This year I’ll have no long desolate candy summer, instead I’ve been granted a press pass for the All Candy Expo in Chicago in June! So, the countdown clock over there at the right has been changed to mark that occasion. You can look forward to some unprecedented coverage of candy at that time, as I go and meet the folks who make and market all things candy.
Feel free to post comments here about the fantastic sales you’ve found after Easter as we all stock up on cheap candy favorites for the months ahead!
Friday, April 14, 2006
I’m a little tired from my trip and thought I’d let you do the work today!
I took this photo a couple of weeks ago of a candy I’d never bought before. When I took it out of the wrapper I found it, um, mystifying. It looks like a mummy, don’t you think?
It was actually pretty tasty though! I gave it a 6 out of 10.
Anyone know what this candy is? It’s about four inches high ... submit a comment if you’d like to guess. I’ll reveal the answer on Easter Sunday!
Yes, it is a marshmallow rabbit!
Made by Necco, the package boasts real chocolate and it was actually pretty good. The marshmallow was soft and fluffy without being too sweet. I got it for 25 cents, so keep your eye out for after-Easter sales if this is your sort of thing. The look of the candy suffers from the fact that marshmallow isn’t the best for creating detail, but hey, it’s for eatin’ not staring at.

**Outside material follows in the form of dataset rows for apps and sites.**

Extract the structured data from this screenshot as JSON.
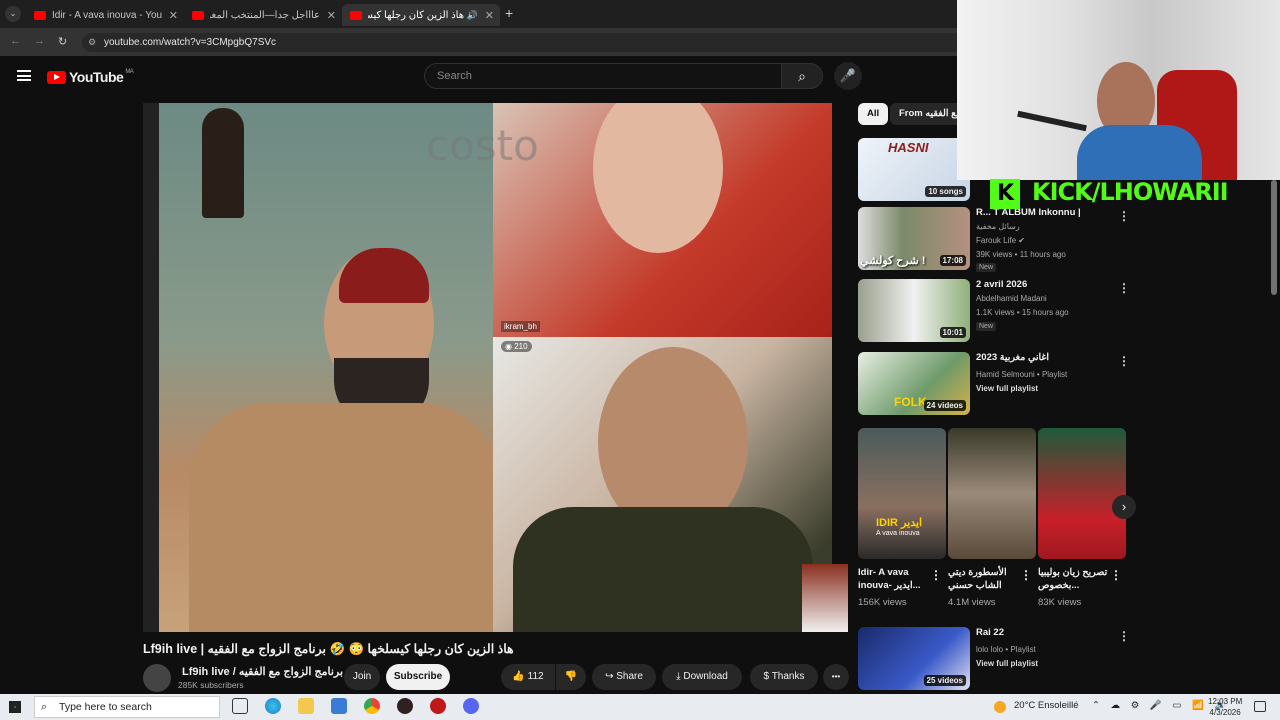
{
  "browser": {
    "tabs": [
      {
        "title": "Idir - A vava inouva - YouTube"
      },
      {
        "title": "عاااجل جدا—المنتخب المغربي و"
      },
      {
        "title": "هاذ الزين كان رجلها كيسلخها"
      }
    ],
    "new_tab": "+",
    "url": "youtube.com/watch?v=3CMpgbQ7SVc"
  },
  "youtube": {
    "logo_text": "YouTube",
    "region": "MA",
    "search_placeholder": "Search",
    "video_overlay": {
      "watermark": "costo",
      "user_tag": "ikram_bh",
      "viewer_count": "210"
    },
    "video": {
      "title": "Lf9ih live | هاذ الزين كان رجلها كيسلخها 😳 🤣 برنامج الزواج مع الفقيه",
      "channel": "Lf9ih live / برنامج الزواج مع الفقيه",
      "subscribers": "285K subscribers",
      "join": "Join",
      "subscribe": "Subscribe",
      "likes": "112",
      "share": "Share",
      "download": "Download",
      "thanks": "Thanks",
      "more": "•••"
    },
    "chips": [
      "All",
      "From برنامج الزواج مع الفقيه"
    ],
    "recommendations": [
      {
        "thumb_text": "HASNI",
        "badge": "10 songs",
        "title": "",
        "meta1": "",
        "meta2": "",
        "new": ""
      },
      {
        "thumb_text": "شرح كولشي !",
        "badge": "17:08",
        "title": "R... T ALBUM Inkonnu |",
        "meta1": "رسائل مخفية",
        "meta2": "Farouk Life ✔",
        "meta3": "39K views • 11 hours ago",
        "new": "New"
      },
      {
        "thumb_text": "",
        "badge": "10:01",
        "title": "2 avril 2026",
        "meta1": "Abdelhamid Madani",
        "meta2": "1.1K views • 15 hours ago",
        "new": "New"
      },
      {
        "thumb_text": "FOLK",
        "badge": "24 videos",
        "title": "2023 اغاني مغربية",
        "meta1": "Hamid Selmouni • Playlist",
        "meta2": "View full playlist",
        "new": ""
      },
      {
        "thumb_text": "",
        "badge": "25 videos",
        "title": "Rai 22",
        "meta1": "lolo lolo • Playlist",
        "meta2": "View full playlist",
        "new": ""
      }
    ],
    "shelf": [
      {
        "title": "Idir- A vava inouva- ايدير...",
        "views": "156K views",
        "thumb_text": "IDIR ايدير",
        "sub_text": "A vava inouva"
      },
      {
        "title": "الأسطورة ديتي الشاب حسني",
        "views": "4.1M views"
      },
      {
        "title": "تصريح زيان بوليبيا بخصوص...",
        "views": "83K views"
      }
    ]
  },
  "stream_overlay": {
    "kick_text": "KICK/LHOWARII"
  },
  "taskbar": {
    "search_placeholder": "Type here to search",
    "weather": "20°C Ensoleillé",
    "time": "12:03 PM",
    "date": "4/3/2026"
  },
  "colors": {
    "youtube_red": "#ff0000",
    "kick_green": "#53fc18",
    "bg": "#0f0f0f"
  }
}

POSTED BY Cybele AT 5:15 am
Thursday, April 13, 2006
I’m heading back from New York City to Los Angeles this evening but I thought I’d just give you a tantalizing list of all the places I’ve been this week:
Economy Candy - cheap candy, great selection, packed to the rafters
I’ll have more later (I’ve made lots of purchases but haven’t eaten anything yet). Thanks to everyone who made suggestions - every piece of advice was awesome.
Last fall I got to try Equal Exchange Chocolate. The company has done a good job of balancing respectful business practices with making a good product.
I was excited about these miniatures - the other bars I tried were 3.5 ounces, which is rather sizeable bar. I like a lot of variety in my candy so small pieces (even if I buy a lot of them) help me to maintain my portion control and get some variation. These wee little buddies are only .16 ounces each.
What’s also different about these little bars is that they’re 55% cocoa solids. The other versions of theirs I tried were 70% cocoa in the dark and the 55% had almonds in it. The almond bar I tried really reminded me of the Chocovic Ocumare.
Without the almonds of course I can concentrate more on the chocolate itself. The first thing I notice, besides the beautiful dark glossy sheen, is that it’s sweeter on the tongue. The scent is slightly acidic by very chocolatey. The bar melts quickly on the tongue, releasing some very nice light fruit notes of apricot and cherry blossom. It’s a well rounded chocolate but not too complex and not at all acidic. In my opinion, because of the sweet start, this is a dark bar children might like.
The only bad thing about these is that you have to buy them by the case if you want them direct from Equal Exchange. They’re about $18 a pound. However, if I were planning a wedding or large event where I wanted to send a tasty message in a little favor, this might be a good choice. You also may start seeing these more at Whole Foods and other retailers as they grow. I actually like this chocolate better than the Endangered Species - the buttery quality and smoothness of the chocolate feels more decadent (if you can feel decadent with a fair trade, organic, kosher, all natural product).
If you’re interested in ordering, they don’t ship when the weather is warm, so if you don’t get it this month you’ll have to wait until the fall.
Meticulously photographed and documented reviews of candy from around the world. And the occasional other sweet adventures. Open your mouth, expand your mind.